Speaking to mwe3.com about working with the same musicians on both Liars Incorporated and his 2016 CD, Less Off Patient, Strat adds, “I gave Adrianna more of a featured role, I’m writing her a lot more solos and passages. Because we had all played a few dates together, I think Less Off Patient has more of a freedom to it. Jeff’s piano playing once again is terrific and soul-inspiring – this album came together rather quickly because of our familiarity from playing with each other.” Ripe with imaginative guitar musings that make vintage sounds modern again, Less Off Patient takes 21st century classical music and Gypsy jazz in a bright and bold direction. With eleven tracks that fly by in just over 36 minutes, Less Off Patient features Strat Andriotis recording in Grant Avenue studio in Hamilton, Canada with production by both Strat and Bob Doidge. Strat Andriotis has released two albums over the past few years and, with Less Off Patient he is breaking new ground for both instrumental Gypsy jazz guitar and neoclassical music.
Gypsy Jazz is one of the guitar world’s most treasured art forms and fans and disciples of Django Reinhardt & Stéphane Grappelli as well as modern day guitar heroes like John Jorgenson and Biréli Lagrène will enjoy the Euro-flavored guitar music of Strat Andriotis. With eye-catching cover artwork of a hospital patient, Less Off Patient is dedicated to Strat’s late friend Freddy Brown (1939-2016), yet Less Of Patient is clearly a celebration of life and Strat’s guitar music honors the illustrious past.
This article originally appeared on mwe3.com
Fanfare Magazine Review
It’s difficult to know what to make of this album, entitled Liars Incorporated. Strat Andriotis is a classically trained musician who has issued a number of albums and for a number of years was active within the rock band Eleven Degrees. The music is impeccably played, slick and true throughout. The recording is close and involving. Whether one warms to this music depends on one’s views of music that might be termed as, in some ways, crossover.

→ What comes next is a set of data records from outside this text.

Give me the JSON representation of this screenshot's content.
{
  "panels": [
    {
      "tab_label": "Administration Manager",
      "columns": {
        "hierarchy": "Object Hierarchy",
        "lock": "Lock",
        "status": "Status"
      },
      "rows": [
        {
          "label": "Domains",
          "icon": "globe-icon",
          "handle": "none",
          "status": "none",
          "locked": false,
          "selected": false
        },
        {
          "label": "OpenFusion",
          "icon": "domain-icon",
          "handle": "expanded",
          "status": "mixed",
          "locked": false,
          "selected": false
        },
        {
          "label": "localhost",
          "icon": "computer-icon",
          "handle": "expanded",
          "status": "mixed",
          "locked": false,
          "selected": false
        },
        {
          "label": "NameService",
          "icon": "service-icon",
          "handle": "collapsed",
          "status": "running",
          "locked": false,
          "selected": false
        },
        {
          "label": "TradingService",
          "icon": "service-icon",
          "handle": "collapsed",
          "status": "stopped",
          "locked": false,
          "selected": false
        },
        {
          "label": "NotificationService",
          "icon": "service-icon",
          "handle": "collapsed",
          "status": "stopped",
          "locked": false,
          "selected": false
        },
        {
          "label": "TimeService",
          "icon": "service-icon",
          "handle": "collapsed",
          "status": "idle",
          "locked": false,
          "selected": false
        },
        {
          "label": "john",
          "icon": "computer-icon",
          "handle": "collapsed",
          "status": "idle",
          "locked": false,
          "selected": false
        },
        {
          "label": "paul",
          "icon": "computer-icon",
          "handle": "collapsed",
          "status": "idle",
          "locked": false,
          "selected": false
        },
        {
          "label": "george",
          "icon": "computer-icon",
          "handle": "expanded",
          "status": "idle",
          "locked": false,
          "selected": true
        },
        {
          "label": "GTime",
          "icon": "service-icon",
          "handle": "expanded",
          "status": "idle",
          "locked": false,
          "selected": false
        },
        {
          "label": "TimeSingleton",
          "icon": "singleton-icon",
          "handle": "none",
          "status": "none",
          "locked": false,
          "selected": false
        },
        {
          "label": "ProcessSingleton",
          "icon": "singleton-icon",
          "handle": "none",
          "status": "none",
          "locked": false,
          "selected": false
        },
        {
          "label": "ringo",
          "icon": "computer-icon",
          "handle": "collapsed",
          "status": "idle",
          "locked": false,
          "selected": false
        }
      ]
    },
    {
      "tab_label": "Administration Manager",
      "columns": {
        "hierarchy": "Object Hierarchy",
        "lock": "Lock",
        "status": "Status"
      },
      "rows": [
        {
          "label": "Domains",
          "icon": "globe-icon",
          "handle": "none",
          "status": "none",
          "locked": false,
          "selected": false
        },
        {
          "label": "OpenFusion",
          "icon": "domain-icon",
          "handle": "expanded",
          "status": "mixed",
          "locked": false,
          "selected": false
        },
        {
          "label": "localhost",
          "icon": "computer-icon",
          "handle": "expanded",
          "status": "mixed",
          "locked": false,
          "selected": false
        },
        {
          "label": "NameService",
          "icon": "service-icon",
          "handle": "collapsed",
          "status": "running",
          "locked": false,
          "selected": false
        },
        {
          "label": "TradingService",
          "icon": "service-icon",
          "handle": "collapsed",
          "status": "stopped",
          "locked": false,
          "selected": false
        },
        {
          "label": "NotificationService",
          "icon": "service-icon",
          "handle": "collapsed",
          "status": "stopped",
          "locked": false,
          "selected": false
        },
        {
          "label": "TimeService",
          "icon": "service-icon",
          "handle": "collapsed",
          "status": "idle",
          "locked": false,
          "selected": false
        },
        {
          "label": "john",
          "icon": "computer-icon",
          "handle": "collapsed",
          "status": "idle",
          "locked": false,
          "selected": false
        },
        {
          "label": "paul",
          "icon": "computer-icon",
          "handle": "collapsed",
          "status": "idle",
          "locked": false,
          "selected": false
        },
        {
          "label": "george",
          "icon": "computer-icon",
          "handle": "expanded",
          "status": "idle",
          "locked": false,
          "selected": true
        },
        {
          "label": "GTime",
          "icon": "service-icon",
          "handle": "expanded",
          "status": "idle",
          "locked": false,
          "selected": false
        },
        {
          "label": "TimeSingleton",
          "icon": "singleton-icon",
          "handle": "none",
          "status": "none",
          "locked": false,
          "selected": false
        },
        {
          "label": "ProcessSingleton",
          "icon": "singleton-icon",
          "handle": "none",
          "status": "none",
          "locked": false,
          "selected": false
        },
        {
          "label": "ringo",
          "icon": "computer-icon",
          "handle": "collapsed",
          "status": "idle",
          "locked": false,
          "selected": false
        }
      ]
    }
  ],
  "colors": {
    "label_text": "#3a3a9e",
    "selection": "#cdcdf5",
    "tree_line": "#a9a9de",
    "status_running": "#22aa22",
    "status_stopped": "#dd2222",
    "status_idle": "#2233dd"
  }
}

The album seems heavily influenced by minimalism. The first item, Under, exemplifies this perfectly, with repeated cells threatening to move out of phase and, for some stretches at least, a neutral harmonic language (that is, one that is not overtly directional towards a cadence); Nightboat is a similar summary of techniques on offer here. Easy on the ear, jazz too makes its presence felt, and there are some beautiful guitar solos to this end. Andriotis is clearly a virtuoso par excellence, and the sheer technical excellence of the players, along with their ability to play exactly together, particularly at speed, implies familiarity born of long collaboration. The slightly more angular lines of You Don’t Need Me offer nice contrast, and there is wit in some of the piano interjections; similarly, Move is more experimental in its overt juxtaposition of tempos and moods. The simplicity of the (repeated) opening of The Right Time is most effective, giving way in time to a more variegated surface. The final offering, The Interlude (for all the clowns in my life) showcases Andriotis’s guitar skills at their melancholic best. The sudden introduction of a cello (Bob Doidge) is most effective.
One can only sit and wonder at Andriotis’s clear virtuosity as a guitar player. Musically, do not expect a challenge; rather, revel in the sheer slickness of it all, be that the performance standard or the expert knitting together of a variety of compositional styles. And while the playing time is low, a straight run-through gave the impression it lasts the perfect amount of time.
This article originally appeared in Issue 38:2 (Nov/Dec 2014) of Fanfare Magazine.